One approach he and his colleagues study is using biological engineering mechanisms to force cancer cells to produce neoantigens that are recognized by antibodies or CAR-T cells — which can prompt the immune system to more effectively attack these tumors. Other clinical trials include new targeted drug therapies for gliomas and novel protocols for radiation, as well as surgery-based trials to look for different markers of successful drug delivery.

“We’re optimistic that these lines of investigation could lead to significant advances in survival,” Bettegowda says.

Mukherjee’s research focuses on developing and validating new techniques and tools that improve quality of life for people with brain tumors. For example, in one recent study, he and his colleagues reported a novel online calculator to predict short-term postoperative outcomes in patients with metastatic brain tumors. This open-source tool can help neurosurgeons decide whether surgery is the best option for patients, or whether they might have better quality of life with nonsurgical outcomes.

In another recent study, Mukherjee and his colleagues crowd-sourced a definition of supratotal resection for anatomically distinct gliomas, a consensus that sets the stage for prospective studies to compare this type of surgery with gross resection. Although supratotal resection can extend quantity of life, Mukherjee explains, it can affect quality of life. Other research he’s led has tested the use of tubular retractors in brain tumor resections, integrating resting state functional MRI into guided imaging during resections, and using a five-factor frailty index to predict mortality in patients with brain tumors.

“As we make progress toward improving quantity and quality of life,” says Bettegowda, “the closer we come to changing brain tumors from terminal illnesses to chronic ones, or even diseases that may eventually be curable in a large number of people.”
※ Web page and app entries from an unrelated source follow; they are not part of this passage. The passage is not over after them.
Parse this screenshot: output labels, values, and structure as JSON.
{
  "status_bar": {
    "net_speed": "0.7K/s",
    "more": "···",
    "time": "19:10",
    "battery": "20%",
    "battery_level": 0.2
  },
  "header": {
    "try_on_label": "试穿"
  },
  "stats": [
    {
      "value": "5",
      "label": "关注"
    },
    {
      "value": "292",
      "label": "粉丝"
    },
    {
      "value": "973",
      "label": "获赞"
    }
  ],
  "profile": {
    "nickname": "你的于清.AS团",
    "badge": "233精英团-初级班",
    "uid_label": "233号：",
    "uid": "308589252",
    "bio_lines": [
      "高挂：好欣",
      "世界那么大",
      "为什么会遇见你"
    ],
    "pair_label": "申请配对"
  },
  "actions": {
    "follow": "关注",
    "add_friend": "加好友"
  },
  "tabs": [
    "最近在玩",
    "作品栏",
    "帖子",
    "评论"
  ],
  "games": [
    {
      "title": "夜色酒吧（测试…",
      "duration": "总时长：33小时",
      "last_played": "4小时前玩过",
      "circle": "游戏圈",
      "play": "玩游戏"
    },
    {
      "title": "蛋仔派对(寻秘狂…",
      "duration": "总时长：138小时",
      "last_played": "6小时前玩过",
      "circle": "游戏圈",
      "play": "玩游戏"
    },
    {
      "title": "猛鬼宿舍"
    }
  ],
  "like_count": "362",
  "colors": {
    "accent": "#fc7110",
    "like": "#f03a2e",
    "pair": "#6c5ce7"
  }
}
To learn more about the Johns Hopkins Comprehensive Brain Tumor Center, visit hopkinsmedicine.org/brain-tumor, or call 410-955-6406 to refer a patient.